vane rheometer is only 87.2 % of the corresponding value under no slip
conditions. The *¦'*_{slip}
further decreases for a vane rheometer with an increase in n, reaching a
minimum of 68.8 % for a Newtonian fluid (*n*
= 1). With 60 % slot area ratio,
the *¦'*_{slip}
of the DCCR/SR is smaller than that of a vane rheometer but less dependent on *n* (~ 60%). In Figure (2b), a vane rheometer has a
much larger error due to end effects (*¦'*_{end} ¨C 1) than the DCCR/SR. This result can be explained by the
small thickness of the slotted rotor, leading to a small area of the end
surfaces in the DCCR/SR. For a vane
rheometer, the accuracy coefficient due to end effects varies significantly
with *n*. For Newtonian fluids, the error due to
end effects is -10% for the measurements with a vane rheometer. This error can be eliminated only with
the calibration of the correction length.
For the DCCR/SR design, *¦' _{end}* is ~ 1 and is independent of

Figure 3: Comparison of the total systematic error in apparent viscosity measurement between a vane rheometer (squares) and a DCCR/SR (circles and triangles) for (a) power-law fluids and (b) a yield stress fluid. Negative values indicate the underprediction of the apparent viscosity.

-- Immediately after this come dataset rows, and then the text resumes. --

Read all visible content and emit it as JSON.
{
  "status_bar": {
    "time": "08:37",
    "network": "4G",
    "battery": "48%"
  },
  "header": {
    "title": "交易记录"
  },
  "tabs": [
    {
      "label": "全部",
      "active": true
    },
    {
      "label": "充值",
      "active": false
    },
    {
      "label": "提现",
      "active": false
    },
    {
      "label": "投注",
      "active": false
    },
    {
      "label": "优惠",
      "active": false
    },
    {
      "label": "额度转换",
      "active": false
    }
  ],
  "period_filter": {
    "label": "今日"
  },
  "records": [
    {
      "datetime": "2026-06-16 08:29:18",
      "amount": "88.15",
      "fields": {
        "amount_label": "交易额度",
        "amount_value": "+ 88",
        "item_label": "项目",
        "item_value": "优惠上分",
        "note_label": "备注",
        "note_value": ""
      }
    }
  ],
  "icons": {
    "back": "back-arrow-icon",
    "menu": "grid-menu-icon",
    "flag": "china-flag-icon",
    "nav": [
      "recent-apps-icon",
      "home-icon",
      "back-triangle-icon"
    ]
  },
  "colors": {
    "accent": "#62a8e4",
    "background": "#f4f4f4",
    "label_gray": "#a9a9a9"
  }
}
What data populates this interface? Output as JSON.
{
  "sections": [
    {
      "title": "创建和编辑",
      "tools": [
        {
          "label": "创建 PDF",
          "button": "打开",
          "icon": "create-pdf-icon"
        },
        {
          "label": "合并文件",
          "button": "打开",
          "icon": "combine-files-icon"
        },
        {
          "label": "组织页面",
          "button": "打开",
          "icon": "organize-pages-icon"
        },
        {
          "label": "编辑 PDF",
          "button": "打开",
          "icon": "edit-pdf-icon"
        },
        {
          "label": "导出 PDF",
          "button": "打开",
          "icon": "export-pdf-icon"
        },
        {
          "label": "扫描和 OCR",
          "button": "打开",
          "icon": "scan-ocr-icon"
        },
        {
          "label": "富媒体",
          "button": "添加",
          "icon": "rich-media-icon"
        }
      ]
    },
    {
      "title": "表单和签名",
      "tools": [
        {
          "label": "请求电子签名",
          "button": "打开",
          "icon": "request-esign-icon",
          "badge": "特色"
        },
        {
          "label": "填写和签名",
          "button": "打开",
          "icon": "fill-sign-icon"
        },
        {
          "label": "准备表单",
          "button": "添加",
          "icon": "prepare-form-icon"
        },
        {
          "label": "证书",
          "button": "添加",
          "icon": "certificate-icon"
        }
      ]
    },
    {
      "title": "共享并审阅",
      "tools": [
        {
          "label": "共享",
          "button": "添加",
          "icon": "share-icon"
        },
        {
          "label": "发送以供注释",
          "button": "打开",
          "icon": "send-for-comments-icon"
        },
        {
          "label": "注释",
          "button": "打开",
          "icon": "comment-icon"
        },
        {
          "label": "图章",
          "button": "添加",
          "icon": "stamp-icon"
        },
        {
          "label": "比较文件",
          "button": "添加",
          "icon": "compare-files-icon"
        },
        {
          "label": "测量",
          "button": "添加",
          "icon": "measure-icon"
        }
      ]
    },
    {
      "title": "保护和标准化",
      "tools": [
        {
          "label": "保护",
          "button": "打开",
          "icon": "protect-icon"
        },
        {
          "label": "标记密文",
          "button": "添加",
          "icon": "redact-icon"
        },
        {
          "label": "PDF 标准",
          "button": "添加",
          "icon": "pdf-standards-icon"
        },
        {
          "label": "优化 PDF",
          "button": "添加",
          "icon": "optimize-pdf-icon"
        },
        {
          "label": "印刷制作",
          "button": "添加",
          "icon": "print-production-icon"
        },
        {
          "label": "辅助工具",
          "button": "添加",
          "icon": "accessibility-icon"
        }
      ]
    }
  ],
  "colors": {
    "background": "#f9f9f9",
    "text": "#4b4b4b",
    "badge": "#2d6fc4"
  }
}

The total error with the two designs
is plotted in Figure (3) for no slip (closed symbols) and free slip conditions. For power law fluids (Figure 3a), the
error generated by a vane rheometer is more dependent on the power law index *n*.
This variation is much smaller for a DCCR/SR. When there are no wall slip effects, the
DCCR/SR will have higher accuracy than a vane rheometer for any power law
fluid. Under free slip conditions,
the DCCR/SR still has higher accuracy than a vane rheometer when the power law index
n > 0.5. For a yield stress
fluid, (no slip conditions), a vane rheometer will have ~ 46% underprediction
error in the low shear stress region; the DCCR/SR with 60 % slot area ratio has
only 10 % underprediction. In the
case of free slip, the DCCR/SR design with 90 % slot area ratio will be more
accurate than a vane rheometer for the whole range of shear rates.

Our results indicate that: (1) a DCCR/SR is able to accurately measure rheological properties of a wider spectrum of test fluids than a vane rheometer due to significant reductions of end and secondary flow effects; (2) the rheometer design can be optimized by analyzing the accuracy coefficients separately which allows us to determine the dominant source of the measurement error and then to provide a solution for reduction/elimination of this source.

**Impact statement:**
in this research we explore a variety of aspects of determining the yield
stress of complex fluids, via numerical analysis. The project involves a Ph.D. student who
is also being trained in CFD (Fluent) and a postdoctoral fellow who recently
obtained an industrial position with Schlumberger.